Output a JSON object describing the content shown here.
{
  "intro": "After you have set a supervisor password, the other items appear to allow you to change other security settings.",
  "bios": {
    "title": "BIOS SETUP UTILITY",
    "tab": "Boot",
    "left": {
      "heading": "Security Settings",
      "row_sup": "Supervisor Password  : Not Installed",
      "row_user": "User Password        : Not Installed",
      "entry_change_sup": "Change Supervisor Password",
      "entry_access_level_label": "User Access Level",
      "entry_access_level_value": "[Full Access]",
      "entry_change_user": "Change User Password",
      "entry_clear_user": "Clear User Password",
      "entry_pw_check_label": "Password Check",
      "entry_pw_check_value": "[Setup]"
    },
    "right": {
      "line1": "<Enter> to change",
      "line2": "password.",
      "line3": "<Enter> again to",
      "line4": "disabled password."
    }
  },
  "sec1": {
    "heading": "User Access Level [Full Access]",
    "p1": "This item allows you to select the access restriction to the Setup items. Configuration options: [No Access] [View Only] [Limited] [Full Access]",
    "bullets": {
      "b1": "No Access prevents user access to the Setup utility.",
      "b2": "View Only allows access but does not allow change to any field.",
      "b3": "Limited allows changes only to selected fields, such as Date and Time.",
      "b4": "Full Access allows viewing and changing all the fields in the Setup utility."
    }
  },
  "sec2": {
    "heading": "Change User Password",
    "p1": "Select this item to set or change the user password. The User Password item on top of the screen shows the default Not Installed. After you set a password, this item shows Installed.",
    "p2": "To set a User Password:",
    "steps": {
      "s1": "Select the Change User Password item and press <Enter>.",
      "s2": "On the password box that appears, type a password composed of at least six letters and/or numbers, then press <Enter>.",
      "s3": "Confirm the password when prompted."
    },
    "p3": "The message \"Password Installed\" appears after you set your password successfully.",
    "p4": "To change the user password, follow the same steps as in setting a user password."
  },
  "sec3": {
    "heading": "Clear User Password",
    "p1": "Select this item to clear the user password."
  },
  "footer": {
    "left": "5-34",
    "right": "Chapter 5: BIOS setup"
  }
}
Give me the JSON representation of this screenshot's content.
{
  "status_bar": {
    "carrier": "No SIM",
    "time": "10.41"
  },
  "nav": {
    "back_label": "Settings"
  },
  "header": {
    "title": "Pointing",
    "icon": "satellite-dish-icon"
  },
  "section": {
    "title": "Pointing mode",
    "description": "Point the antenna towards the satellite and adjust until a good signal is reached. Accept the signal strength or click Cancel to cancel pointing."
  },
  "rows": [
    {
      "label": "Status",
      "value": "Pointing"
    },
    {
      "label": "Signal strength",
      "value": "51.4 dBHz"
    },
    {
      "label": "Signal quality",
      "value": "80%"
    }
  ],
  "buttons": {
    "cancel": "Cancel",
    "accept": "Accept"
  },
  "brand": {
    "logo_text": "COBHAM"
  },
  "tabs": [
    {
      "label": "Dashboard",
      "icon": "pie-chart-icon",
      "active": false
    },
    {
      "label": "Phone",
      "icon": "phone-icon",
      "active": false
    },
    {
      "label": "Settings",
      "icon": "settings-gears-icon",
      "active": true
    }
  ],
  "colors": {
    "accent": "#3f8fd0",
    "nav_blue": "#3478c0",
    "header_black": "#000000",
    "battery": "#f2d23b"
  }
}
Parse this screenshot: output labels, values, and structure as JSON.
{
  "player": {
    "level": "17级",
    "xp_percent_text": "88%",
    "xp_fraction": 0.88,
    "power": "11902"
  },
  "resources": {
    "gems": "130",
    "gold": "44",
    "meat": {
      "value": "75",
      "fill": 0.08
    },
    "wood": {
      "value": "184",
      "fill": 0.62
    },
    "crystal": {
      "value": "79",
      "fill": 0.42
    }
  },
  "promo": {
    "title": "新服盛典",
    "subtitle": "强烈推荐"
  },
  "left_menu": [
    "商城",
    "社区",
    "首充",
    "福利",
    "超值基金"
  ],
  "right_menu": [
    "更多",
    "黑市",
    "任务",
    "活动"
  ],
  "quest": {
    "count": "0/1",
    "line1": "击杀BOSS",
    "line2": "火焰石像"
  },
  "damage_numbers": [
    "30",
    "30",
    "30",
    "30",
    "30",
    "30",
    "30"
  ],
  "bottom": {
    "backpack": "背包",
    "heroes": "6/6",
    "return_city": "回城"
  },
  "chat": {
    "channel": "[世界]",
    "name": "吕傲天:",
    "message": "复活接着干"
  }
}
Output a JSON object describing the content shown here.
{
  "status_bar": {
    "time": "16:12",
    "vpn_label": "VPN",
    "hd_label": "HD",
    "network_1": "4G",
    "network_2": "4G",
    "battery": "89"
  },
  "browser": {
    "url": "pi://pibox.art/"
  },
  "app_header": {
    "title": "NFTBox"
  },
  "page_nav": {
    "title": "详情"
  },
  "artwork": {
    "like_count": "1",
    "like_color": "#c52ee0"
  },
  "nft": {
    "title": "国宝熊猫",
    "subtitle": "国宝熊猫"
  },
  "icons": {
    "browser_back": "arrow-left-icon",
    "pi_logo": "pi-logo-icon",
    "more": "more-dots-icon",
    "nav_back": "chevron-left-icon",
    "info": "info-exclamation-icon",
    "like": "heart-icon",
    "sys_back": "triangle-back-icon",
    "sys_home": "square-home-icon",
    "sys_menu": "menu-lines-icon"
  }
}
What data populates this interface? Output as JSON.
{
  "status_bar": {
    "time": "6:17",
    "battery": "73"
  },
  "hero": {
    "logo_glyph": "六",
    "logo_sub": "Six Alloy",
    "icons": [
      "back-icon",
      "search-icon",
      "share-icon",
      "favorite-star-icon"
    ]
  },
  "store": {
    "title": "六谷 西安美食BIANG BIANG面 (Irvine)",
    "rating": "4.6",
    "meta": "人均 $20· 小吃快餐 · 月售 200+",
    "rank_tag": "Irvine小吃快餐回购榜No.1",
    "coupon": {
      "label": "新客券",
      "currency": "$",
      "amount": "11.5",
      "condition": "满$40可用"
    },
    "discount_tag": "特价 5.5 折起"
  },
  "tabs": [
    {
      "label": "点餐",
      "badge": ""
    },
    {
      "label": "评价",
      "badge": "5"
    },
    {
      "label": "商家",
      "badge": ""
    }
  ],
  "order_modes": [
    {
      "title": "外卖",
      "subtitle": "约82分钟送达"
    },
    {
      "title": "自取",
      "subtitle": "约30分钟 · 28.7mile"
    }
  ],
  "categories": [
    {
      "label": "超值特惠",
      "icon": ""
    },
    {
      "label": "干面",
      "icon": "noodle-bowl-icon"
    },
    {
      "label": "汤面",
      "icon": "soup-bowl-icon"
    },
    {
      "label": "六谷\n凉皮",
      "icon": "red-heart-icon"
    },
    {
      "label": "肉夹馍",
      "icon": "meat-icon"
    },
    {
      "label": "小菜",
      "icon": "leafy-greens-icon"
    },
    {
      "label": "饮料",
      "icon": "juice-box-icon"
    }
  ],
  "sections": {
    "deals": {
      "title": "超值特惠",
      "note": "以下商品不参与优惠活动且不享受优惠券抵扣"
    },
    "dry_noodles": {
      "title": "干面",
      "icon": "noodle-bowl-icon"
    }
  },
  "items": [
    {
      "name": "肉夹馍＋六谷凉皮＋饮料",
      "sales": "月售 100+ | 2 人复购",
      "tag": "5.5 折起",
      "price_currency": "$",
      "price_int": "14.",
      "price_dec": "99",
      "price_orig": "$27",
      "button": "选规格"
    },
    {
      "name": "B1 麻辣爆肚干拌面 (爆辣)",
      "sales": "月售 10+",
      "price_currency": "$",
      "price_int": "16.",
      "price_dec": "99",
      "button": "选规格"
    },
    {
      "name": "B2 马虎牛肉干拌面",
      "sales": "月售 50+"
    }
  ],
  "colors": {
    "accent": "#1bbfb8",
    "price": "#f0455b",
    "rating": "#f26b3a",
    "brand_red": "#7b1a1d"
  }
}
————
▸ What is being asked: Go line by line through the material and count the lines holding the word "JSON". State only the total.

▸ Task result: 5